La (Not So) Dolce Vita

Being Italian has been the single most beneficial asset in my dating life. Growing up in Naples, I was just a guy. In London, I became a “charming” Italian guy. In Milan, my Neapolitan accent is a liability. In the UK, apparently, it’s the sexiest sound known to man (and woman), the immigrant version of the siren song.   After taking residence in the Big Smoke, I quickly realised that Brits have a very precise idea of the Italian man, made up of mainly preconceived notions. They’re harmless for the most part, certainly romanticised, often flattering, but prejudiced nevertheless.   You know what they say: if you can’t beat them, join them. And join them I did. I first came to terms with the extent of my super-power that one time in 2015 when I held the door for a middle-aged woman at a Pret in North London. I said something like “after you” or “good morning” and as soon as she heard the effortless way with which the Rs rolled off my tongue she almost dropped her butternut squash salad o
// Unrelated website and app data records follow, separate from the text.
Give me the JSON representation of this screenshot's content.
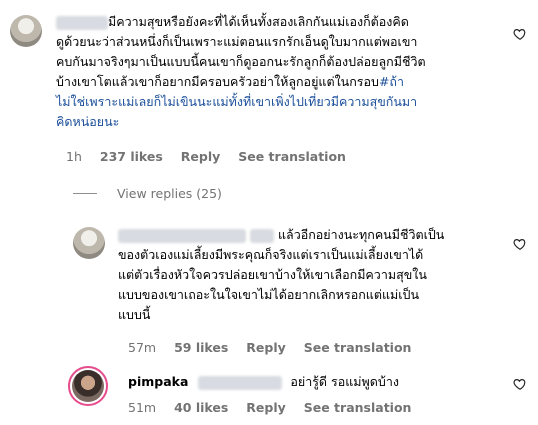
{
  "comment1": {
    "username": "",
    "lines": [
      "มีความสุขหรือยังคะที่ได้เห็นทั้งสองเลิกกันแม่เองก็ต้องคิด",
      "ดูด้วยนะว่าส่วนหนึ่งก็เป็นเพราะแม่ตอนแรกรักเอ็นดูใบมากแต่พอเขา",
      "คบกันมาจริงๆมาเป็นแบบนี้คนเขาก็ดูออกนะรักลูกก็ต้องปล่อยลูกมีชีวิต",
      "บ้างเขาโตแล้วเขาก็อยากมีครอบครัวอย่าให้ลูกอยู่แต่ในกรอบ"
    ],
    "hashtag_lines": [
      "#ถ้า",
      "ไม่ใช่เพราะแม่เลยก็ไม่เขินนะแม่ทั้งที่เขาเพิ่งไปเที่ยวมีความสุขกันมา",
      "คิดหน่อยนะ"
    ],
    "time": "1h",
    "likes": "237 likes",
    "reply_label": "Reply",
    "translation_label": "See translation"
  },
  "view_replies_label": "View replies (25)",
  "reply1": {
    "lines": [
      "แล้วอีกอย่างนะทุกคนมีชีวิตเป็น",
      "ของตัวเองแม่เลี้ยงมีพระคุณก็จริงแต่เราเป็นแม่เลี้ยงเขาได้",
      "แต่ตัวเรื่องหัวใจควรปล่อยเขาบ้างให้เขาเลือกมีความสุขใน",
      "แบบของเขาเถอะในใจเขาไม่ได้อยากเลิกหรอกแต่แม่เป็น",
      "แบบนี้"
    ],
    "time": "57m",
    "likes": "59 likes",
    "reply_label": "Reply",
    "translation_label": "See translation"
  },
  "reply2": {
    "username": "pimpaka",
    "text": "อย่ารู้ดี รอแม่พูดบ้าง",
    "time": "51m",
    "likes": "40 likes",
    "reply_label": "Reply",
    "translation_label": "See translation"
  },
  "colors": {
    "hashtag": "#1b4f9a",
    "meta": "#737373",
    "story_ring": "#e64b8c"
  },
  "icons": [
    "heart-outline-icon"
  ]
}
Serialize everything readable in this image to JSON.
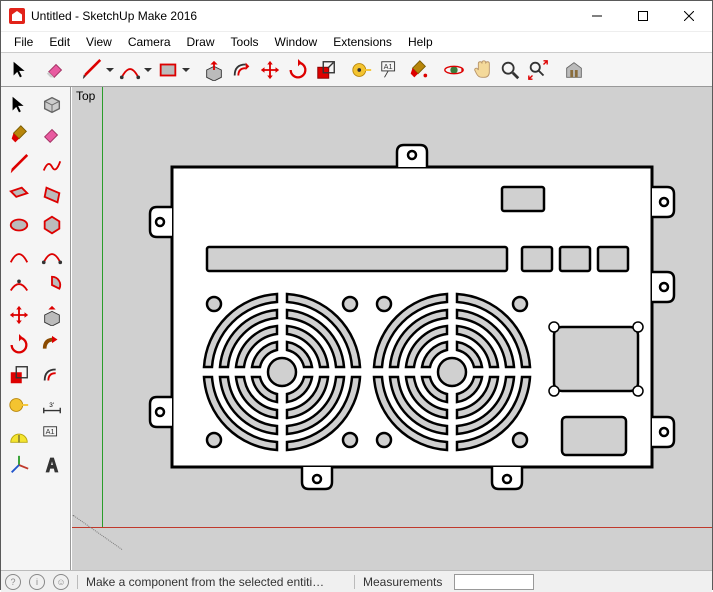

Getting on with it

A friend of mine messaged me the other day about an opportunity to pitch a piece for a new magazine looking for articles about happiness and well-being. She swiftly withdrew her suggestion upon realising I had literally nothing to contribute to the subject. I can’t seem to shake off the ever so slight suspicion that my particularly abrasive brand of defeatist sarcasm is unlikely to go down well with an audience that’s after feel-good stories for a much-needed start-of-week pick-me-up (that’s enough hyphens for today). Life in the time of Miss Rona is predictably slow. Aside from the customary episodes of wretchedness which stud my life that I have already discussed at length on this platform, I have very little to write about. I am of course binge-watching the Crown (hence me casually using words like “wretchedness”). I have also decided to finally do something about my life-long shampoo addiction and reduce the frequency of my hair washing from once every 24 hours to once every 30 hou